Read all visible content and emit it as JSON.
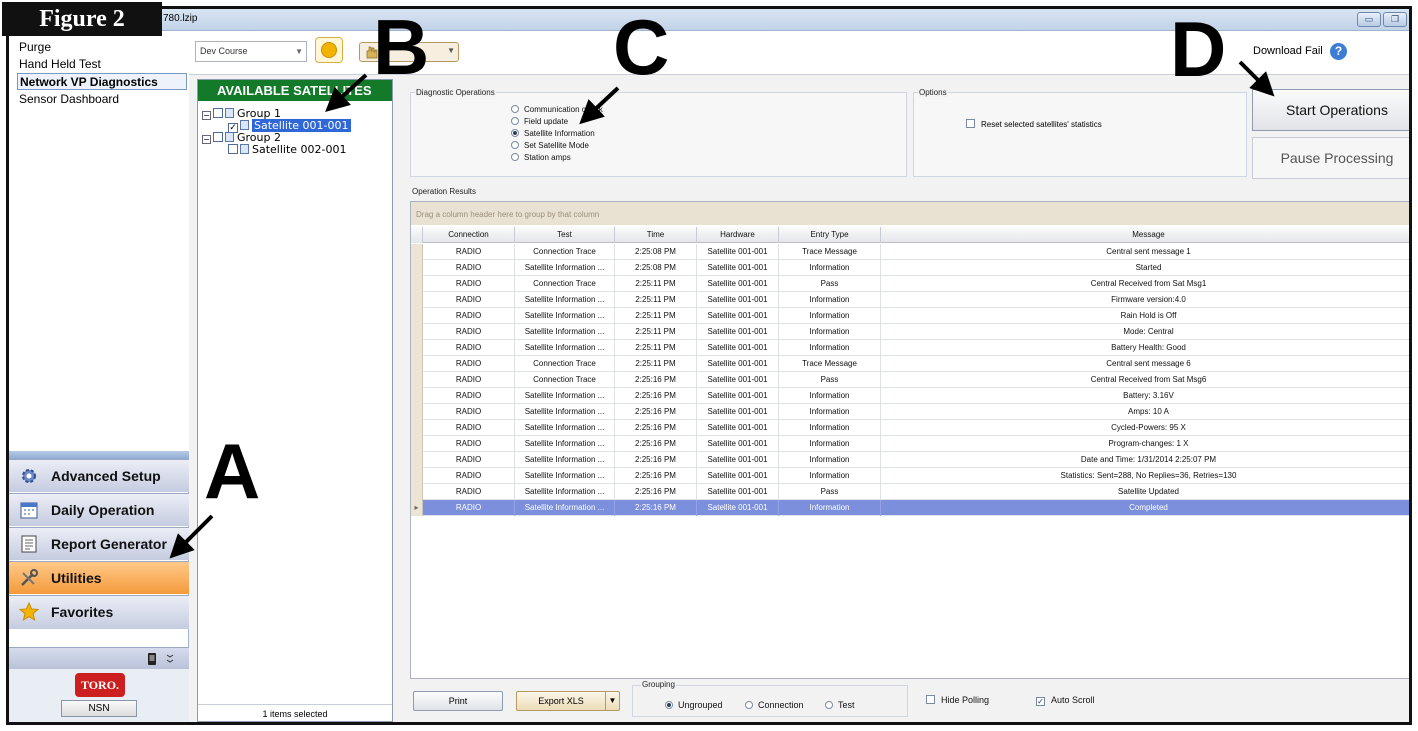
{
  "figure_label": "Figure 2",
  "window": {
    "title_fragment": "780.lzip",
    "minimize_glyph": "▭",
    "restore_glyph": "❐"
  },
  "nav": {
    "items": [
      "Purge",
      "Hand Held Test",
      "Network VP Diagnostics",
      "Sensor Dashboard"
    ],
    "selected": "Network VP Diagnostics",
    "big_buttons": [
      "Advanced Setup",
      "Daily Operation",
      "Report Generator",
      "Utilities",
      "Favorites"
    ],
    "active_button": "Utilities",
    "logo_text": "TORO.",
    "nsn_label": "NSN"
  },
  "toolbar": {
    "course": "Dev Course",
    "download_status": "Download Fail",
    "help_glyph": "?"
  },
  "satellites": {
    "header": "AVAILABLE SATELLITES",
    "tree": [
      {
        "label": "Group 1",
        "level": 0
      },
      {
        "label": "Satellite 001-001",
        "level": 1,
        "checked": true,
        "highlighted": true
      },
      {
        "label": "Group 2",
        "level": 0
      },
      {
        "label": "Satellite 002-001",
        "level": 1,
        "checked": false,
        "highlighted": false
      }
    ],
    "footer": "1 items selected"
  },
  "diagnostics": {
    "legend": "Diagnostic Operations",
    "options": [
      "Communication check",
      "Field update",
      "Satellite Information",
      "Set Satellite Mode",
      "Station amps"
    ],
    "selected": "Satellite Information",
    "options_legend": "Options",
    "reset_label": "Reset selected satellites' statistics",
    "start_label": "Start Operations",
    "pause_label": "Pause Processing"
  },
  "results": {
    "label": "Operation Results",
    "group_hint": "Drag a column header here to group by that column",
    "columns": [
      "Connection",
      "Test",
      "Time",
      "Hardware",
      "Entry Type",
      "Message"
    ],
    "rows": [
      [
        "RADIO",
        "Connection Trace",
        "2:25:08 PM",
        "Satellite 001-001",
        "Trace Message",
        "Central sent message 1"
      ],
      [
        "RADIO",
        "Satellite Information ...",
        "2:25:08 PM",
        "Satellite 001-001",
        "Information",
        "Started"
      ],
      [
        "RADIO",
        "Connection Trace",
        "2:25:11 PM",
        "Satellite 001-001",
        "Pass",
        "Central Received from Sat Msg1"
      ],
      [
        "RADIO",
        "Satellite Information ...",
        "2:25:11 PM",
        "Satellite 001-001",
        "Information",
        "Firmware version:4.0"
      ],
      [
        "RADIO",
        "Satellite Information ...",
        "2:25:11 PM",
        "Satellite 001-001",
        "Information",
        "Rain Hold is Off"
      ],
      [
        "RADIO",
        "Satellite Information ...",
        "2:25:11 PM",
        "Satellite 001-001",
        "Information",
        "Mode: Central"
      ],
      [
        "RADIO",
        "Satellite Information ...",
        "2:25:11 PM",
        "Satellite 001-001",
        "Information",
        "Battery Health: Good"
      ],
      [
        "RADIO",
        "Connection Trace",
        "2:25:11 PM",
        "Satellite 001-001",
        "Trace Message",
        "Central sent message 6"
      ],
      [
        "RADIO",
        "Connection Trace",
        "2:25:16 PM",
        "Satellite 001-001",
        "Pass",
        "Central Received from Sat Msg6"
      ],
      [
        "RADIO",
        "Satellite Information ...",
        "2:25:16 PM",
        "Satellite 001-001",
        "Information",
        "Battery:  3.16V"
      ],
      [
        "RADIO",
        "Satellite Information ...",
        "2:25:16 PM",
        "Satellite 001-001",
        "Information",
        "Amps:  10 A"
      ],
      [
        "RADIO",
        "Satellite Information ...",
        "2:25:16 PM",
        "Satellite 001-001",
        "Information",
        "Cycled-Powers:  95 X"
      ],
      [
        "RADIO",
        "Satellite Information ...",
        "2:25:16 PM",
        "Satellite 001-001",
        "Information",
        "Program-changes: 1 X"
      ],
      [
        "RADIO",
        "Satellite Information ...",
        "2:25:16 PM",
        "Satellite 001-001",
        "Information",
        "Date and Time: 1/31/2014 2:25:07 PM"
      ],
      [
        "RADIO",
        "Satellite Information ...",
        "2:25:16 PM",
        "Satellite 001-001",
        "Information",
        "Statistics: Sent=288, No Replies=36, Retries=130"
      ],
      [
        "RADIO",
        "Satellite Information ...",
        "2:25:16 PM",
        "Satellite 001-001",
        "Pass",
        "Satellite Updated"
      ],
      [
        "RADIO",
        "Satellite Information ...",
        "2:25:16 PM",
        "Satellite 001-001",
        "Information",
        "Completed"
      ]
    ],
    "selected_row": 16,
    "selected_row_marker": "▸"
  },
  "bottom": {
    "print_label": "Print",
    "export_label": "Export XLS",
    "grouping_legend": "Grouping",
    "grouping_options": [
      "Ungrouped",
      "Connection",
      "Test"
    ],
    "grouping_selected": "Ungrouped",
    "hide_polling_label": "Hide Polling",
    "hide_polling_checked": false,
    "auto_scroll_label": "Auto Scroll",
    "auto_scroll_checked": true
  },
  "annotations": [
    "A",
    "B",
    "C",
    "D"
  ]
}
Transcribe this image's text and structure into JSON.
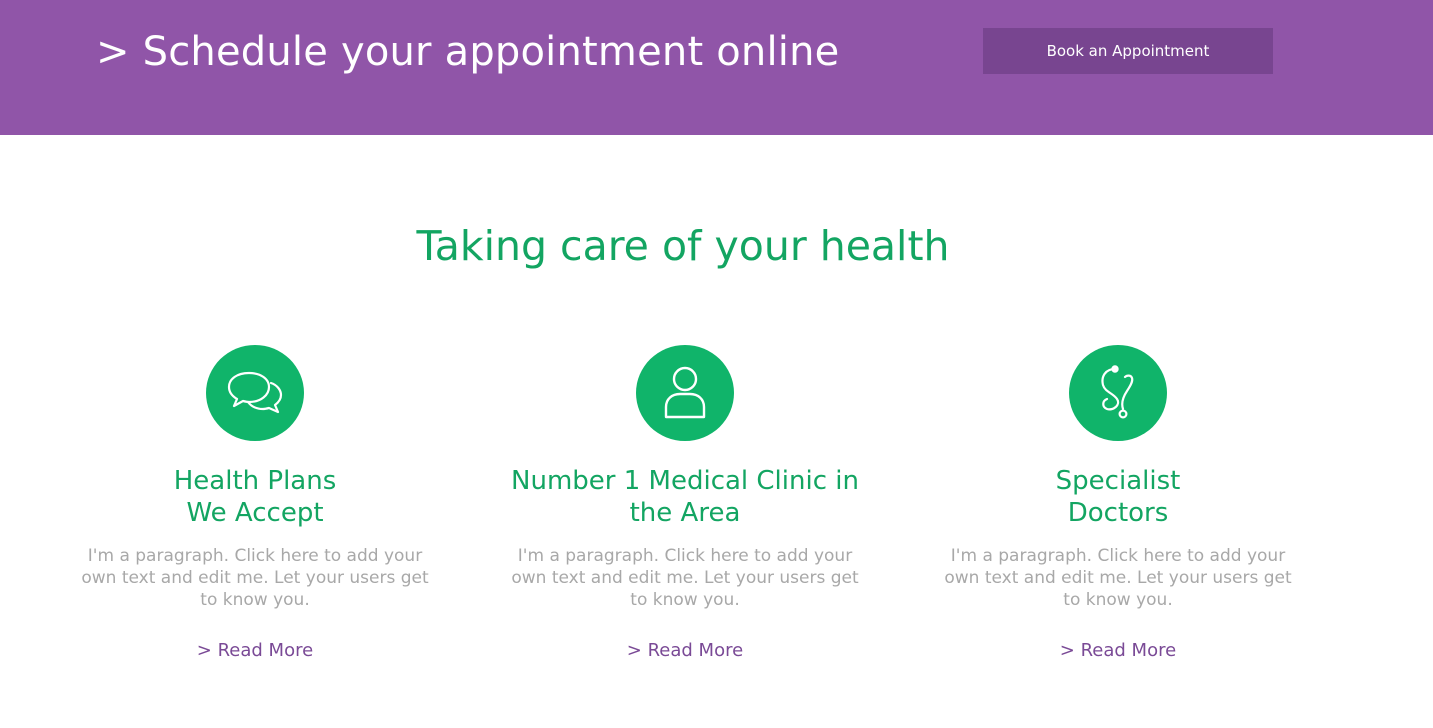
{
  "banner": {
    "title": "> Schedule your appointment online",
    "button_label": "Book an Appointment",
    "color": "#9055a8",
    "button_color": "#784590"
  },
  "section": {
    "title": "Taking care of your health",
    "accent_color": "#13a562"
  },
  "features": [
    {
      "icon": "chat-bubbles-icon",
      "title_line1": "Health Plans",
      "title_line2": "We Accept",
      "text": "I'm a paragraph. Click here to add your own text and edit me. Let your users get to know you.",
      "link": "> Read More"
    },
    {
      "icon": "person-icon",
      "title_line1": "Number 1 Medical Clinic in",
      "title_line2": "the Area",
      "text": "I'm a paragraph. Click here to add your own text and edit me. Let your users get to know you.",
      "link": "> Read More"
    },
    {
      "icon": "stethoscope-icon",
      "title_line1": "Specialist",
      "title_line2": "Doctors",
      "text": "I'm a paragraph. Click here to add your own text and edit me. Let your users get to know you.",
      "link": "> Read More"
    }
  ]
}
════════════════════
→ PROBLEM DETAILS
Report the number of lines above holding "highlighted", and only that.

→ FINISHED EXERCISE
2